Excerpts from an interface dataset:

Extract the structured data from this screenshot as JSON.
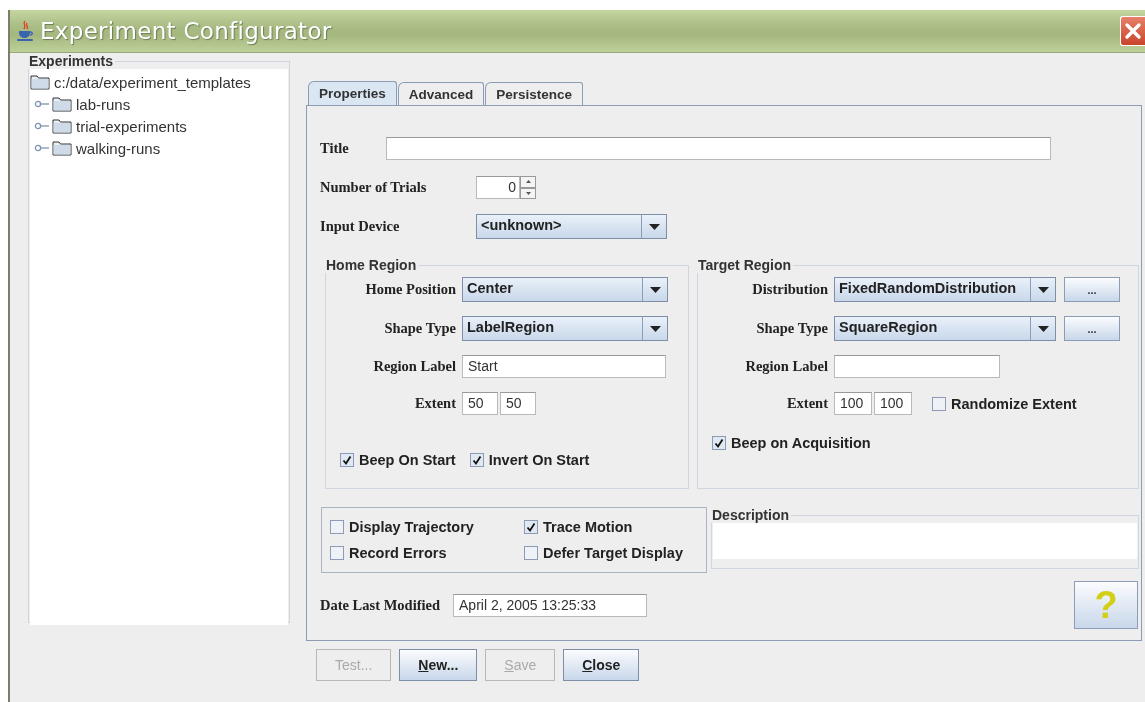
{
  "window": {
    "title": "Experiment Configurator"
  },
  "experiments": {
    "title": "Experiments",
    "tree": [
      {
        "label": "c:/data/experiment_templates",
        "children": [
          {
            "label": "lab-runs",
            "expanded": false
          },
          {
            "label": "trial-experiments",
            "expanded": false
          },
          {
            "label": "walking-runs",
            "expanded": false
          }
        ]
      }
    ]
  },
  "tabs": [
    {
      "label": "Properties",
      "selected": true
    },
    {
      "label": "Advanced",
      "selected": false
    },
    {
      "label": "Persistence",
      "selected": false
    }
  ],
  "properties": {
    "title": {
      "label": "Title"
    },
    "number_of_trials": {
      "label": "Number of Trials",
      "value": "0"
    },
    "input_device": {
      "label": "Input Device",
      "value": "<unknown>"
    },
    "home_region": {
      "title": "Home Region",
      "home_position": {
        "label": "Home Position",
        "value": "Center"
      },
      "shape_type": {
        "label": "Shape Type",
        "value": "LabelRegion"
      },
      "region_label": {
        "label": "Region Label",
        "value": "Start"
      },
      "extent": {
        "label": "Extent",
        "values": [
          "50",
          "50"
        ]
      },
      "checkboxes": [
        {
          "label": "Beep On Start",
          "checked": true
        },
        {
          "label": "Invert On Start",
          "checked": true
        }
      ]
    },
    "target_region": {
      "title": "Target Region",
      "distribution": {
        "label": "Distribution",
        "value": "FixedRandomDistribution",
        "more_button": "..."
      },
      "shape_type": {
        "label": "Shape Type",
        "value": "SquareRegion",
        "more_button": "..."
      },
      "region_label": {
        "label": "Region Label"
      },
      "extent": {
        "label": "Extent",
        "values": [
          "100",
          "100"
        ],
        "checkbox": {
          "label": "Randomize Extent",
          "checked": false
        }
      },
      "checkboxes": [
        {
          "label": "Beep on Acquisition",
          "checked": true
        }
      ]
    },
    "options": [
      {
        "label": "Display Trajectory",
        "checked": false
      },
      {
        "label": "Trace Motion",
        "checked": true
      },
      {
        "label": "Record Errors",
        "checked": false
      },
      {
        "label": "Defer Target Display",
        "checked": false
      }
    ],
    "description": {
      "title": "Description"
    },
    "date_last_modified": {
      "label": "Date Last Modified",
      "value": "April 2, 2005 13:25:33"
    },
    "help_button": {
      "label": "?"
    }
  },
  "buttons": [
    {
      "label": "Test...",
      "disabled": true
    },
    {
      "label": "New...",
      "disabled": false,
      "mnemonic": true
    },
    {
      "label": "Save",
      "disabled": true,
      "mnemonic": true
    },
    {
      "label": "Close",
      "disabled": false,
      "mnemonic": true
    }
  ]
}
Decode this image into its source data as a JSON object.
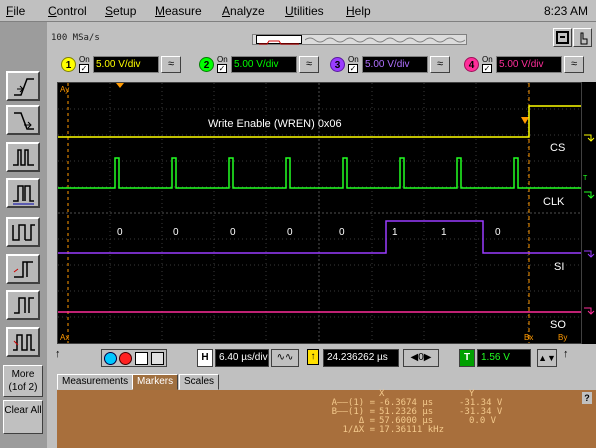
{
  "menu": {
    "items": [
      {
        "label": "File",
        "ul": "F",
        "rest": "ile"
      },
      {
        "label": "Control",
        "ul": "C",
        "rest": "ontrol"
      },
      {
        "label": "Setup",
        "ul": "S",
        "rest": "etup"
      },
      {
        "label": "Measure",
        "ul": "M",
        "rest": "easure"
      },
      {
        "label": "Analyze",
        "ul": "A",
        "rest": "nalyze"
      },
      {
        "label": "Utilities",
        "ul": "U",
        "rest": "tilities"
      },
      {
        "label": "Help",
        "ul": "H",
        "rest": "elp"
      }
    ],
    "clock": "8:23 AM"
  },
  "top": {
    "sample_rate": "100 MSa/s",
    "channels": [
      {
        "num": "1",
        "on": "On",
        "vdiv": "5.00 V/div",
        "color": "#ffff00"
      },
      {
        "num": "2",
        "on": "On",
        "vdiv": "5.00 V/div",
        "color": "#00ff00"
      },
      {
        "num": "3",
        "on": "On",
        "vdiv": "5.00 V/div",
        "color": "#9a3cff"
      },
      {
        "num": "4",
        "on": "On",
        "vdiv": "5.00 V/div",
        "color": "#ff2e9a"
      }
    ]
  },
  "scope": {
    "annotation": "Write Enable (WREN) 0x06",
    "bits": [
      "0",
      "0",
      "0",
      "0",
      "0",
      "1",
      "1",
      "0"
    ],
    "signal_labels": [
      "CS",
      "CLK",
      "SI",
      "SO"
    ],
    "marker_labels": {
      "ay": "Ay",
      "ax": "Ax",
      "bx": "Bx",
      "by": "By",
      "t": "T"
    },
    "colors": {
      "cs": "#ffff00",
      "clk": "#22ff22",
      "si": "#9a3cff",
      "so": "#ff2e9a",
      "marker": "#ff9900"
    }
  },
  "controls": {
    "hscale_label": "H",
    "hscale": "6.40 µs/div",
    "delay": "24.236262 µs",
    "trig_label": "T",
    "trig_level": "1.56 V"
  },
  "sidebar": {
    "more": "More (1of 2)",
    "clear": "Clear All"
  },
  "tabs": [
    "Measurements",
    "Markers",
    "Scales"
  ],
  "markers": {
    "header_x": "X",
    "header_y": "Y",
    "rows": [
      {
        "label": "A——(1) =",
        "x": "-6.3674 µs",
        "y": "-31.34 V"
      },
      {
        "label": "B——(1) =",
        "x": "51.2326 µs",
        "y": "-31.34 V"
      },
      {
        "label": "Δ =",
        "x": "57.6000 µs",
        "y": "0.0 V"
      },
      {
        "label": "1/ΔX =",
        "x": "17.36111 kHz",
        "y": ""
      }
    ]
  }
}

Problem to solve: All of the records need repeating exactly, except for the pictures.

Exercise output:
Extract the structured data from this screenshot as JSON.
{
  "window": {
    "title": "Experiment Configurator"
  },
  "experiments": {
    "title": "Experiments",
    "tree": [
      {
        "label": "c:/data/experiment_templates",
        "children": [
          {
            "label": "lab-runs",
            "expanded": false
          },
          {
            "label": "trial-experiments",
            "expanded": false
          },
          {
            "label": "walking-runs",
            "expanded": false
          }
        ]
      }
    ]
  },
  "tabs": [
    {
      "label": "Properties",
      "selected": true
    },
    {
      "label": "Advanced",
      "selected": false
    },
    {
      "label": "Persistence",
      "selected": false
    }
  ],
  "properties": {
    "title": {
      "label": "Title"
    },
    "number_of_trials": {
      "label": "Number of Trials",
      "value": "0"
    },
    "input_device": {
      "label": "Input Device",
      "value": "<unknown>"
    },
    "home_region": {
      "title": "Home Region",
      "home_position": {
        "label": "Home Position",
        "value": "Center"
      },
      "shape_type": {
        "label": "Shape Type",
        "value": "LabelRegion"
      },
      "region_label": {
        "label": "Region Label",
        "value": "Start"
      },
      "extent": {
        "label": "Extent",
        "values": [
          "50",
          "50"
        ]
      },
      "checkboxes": [
        {
          "label": "Beep On Start",
          "checked": true
        },
        {
          "label": "Invert On Start",
          "checked": true
        }
      ]
    },
    "target_region": {
      "title": "Target Region",
      "distribution": {
        "label": "Distribution",
        "value": "FixedRandomDistribution",
        "more_button": "..."
      },
      "shape_type": {
        "label": "Shape Type",
        "value": "SquareRegion",
        "more_button": "..."
      },
      "region_label": {
        "label": "Region Label"
      },
      "extent": {
        "label": "Extent",
        "values": [
          "100",
          "100"
        ],
        "checkbox": {
          "label": "Randomize Extent",
          "checked": false
        }
      },
      "checkboxes": [
        {
          "label": "Beep on Acquisition",
          "checked": true
        }
      ]
    },
    "options": [
      {
        "label": "Display Trajectory",
        "checked": false
      },
      {
        "label": "Trace Motion",
        "checked": true
      },
      {
        "label": "Record Errors",
        "checked": false
      },
      {
        "label": "Defer Target Display",
        "checked": false
      }
    ],
    "description": {
      "title": "Description"
    },
    "date_last_modified": {
      "label": "Date Last Modified",
      "value": "April 2, 2005 13:25:33"
    },
    "help_button": {
      "label": "?"
    }
  },
  "buttons": [
    {
      "label": "Test...",
      "disabled": true
    },
    {
      "label": "New...",
      "disabled": false,
      "mnemonic": true
    },
    {
      "label": "Save",
      "disabled": true,
      "mnemonic": true
    },
    {
      "label": "Close",
      "disabled": false,
      "mnemonic": true
    }
  ]
}
Decode this image into its source data as a JSON object.
{
  "menu": {
    "items": [
      {
        "label": "File",
        "ul": "F",
        "rest": "ile"
      },
      {
        "label": "Control",
        "ul": "C",
        "rest": "ontrol"
      },
      {
        "label": "Setup",
        "ul": "S",
        "rest": "etup"
      },
      {
        "label": "Measure",
        "ul": "M",
        "rest": "easure"
      },
      {
        "label": "Analyze",
        "ul": "A",
        "rest": "nalyze"
      },
      {
        "label": "Utilities",
        "ul": "U",
        "rest": "tilities"
      },
      {
        "label": "Help",
        "ul": "H",
        "rest": "elp"
      }
    ],
    "clock": "8:23 AM"
  },
  "top": {
    "sample_rate": "100 MSa/s",
    "channels": [
      {
        "num": "1",
        "on": "On",
        "vdiv": "5.00 V/div",
        "color": "#ffff00"
      },
      {
        "num": "2",
        "on": "On",
        "vdiv": "5.00 V/div",
        "color": "#00ff00"
      },
      {
        "num": "3",
        "on": "On",
        "vdiv": "5.00 V/div",
        "color": "#9a3cff"
      },
      {
        "num": "4",
        "on": "On",
        "vdiv": "5.00 V/div",
        "color": "#ff2e9a"
      }
    ]
  },
  "scope": {
    "annotation": "Write Enable (WREN) 0x06",
    "bits": [
      "0",
      "0",
      "0",
      "0",
      "0",
      "1",
      "1",
      "0"
    ],
    "signal_labels": [
      "CS",
      "CLK",
      "SI",
      "SO"
    ],
    "marker_labels": {
      "ay": "Ay",
      "ax": "Ax",
      "bx": "Bx",
      "by": "By",
      "t": "T"
    },
    "colors": {
      "cs": "#ffff00",
      "clk": "#22ff22",
      "si": "#9a3cff",
      "so": "#ff2e9a",
      "marker": "#ff9900"
    }
  },
  "controls": {
    "hscale_label": "H",
    "hscale": "6.40 µs/div",
    "delay": "24.236262 µs",
    "trig_label": "T",
    "trig_level": "1.56 V"
  },
  "sidebar": {
    "more": "More (1of 2)",
    "clear": "Clear All"
  },
  "tabs": [
    "Measurements",
    "Markers",
    "Scales"
  ],
  "markers": {
    "header_x": "X",
    "header_y": "Y",
    "rows": [
      {
        "label": "A——(1) =",
        "x": "-6.3674 µs",
        "y": "-31.34 V"
      },
      {
        "label": "B——(1) =",
        "x": "51.2326 µs",
        "y": "-31.34 V"
      },
      {
        "label": "Δ =",
        "x": "57.6000 µs",
        "y": "0.0 V"
      },
      {
        "label": "1/ΔX =",
        "x": "17.36111 kHz",
        "y": ""
      }
    ]
  }
}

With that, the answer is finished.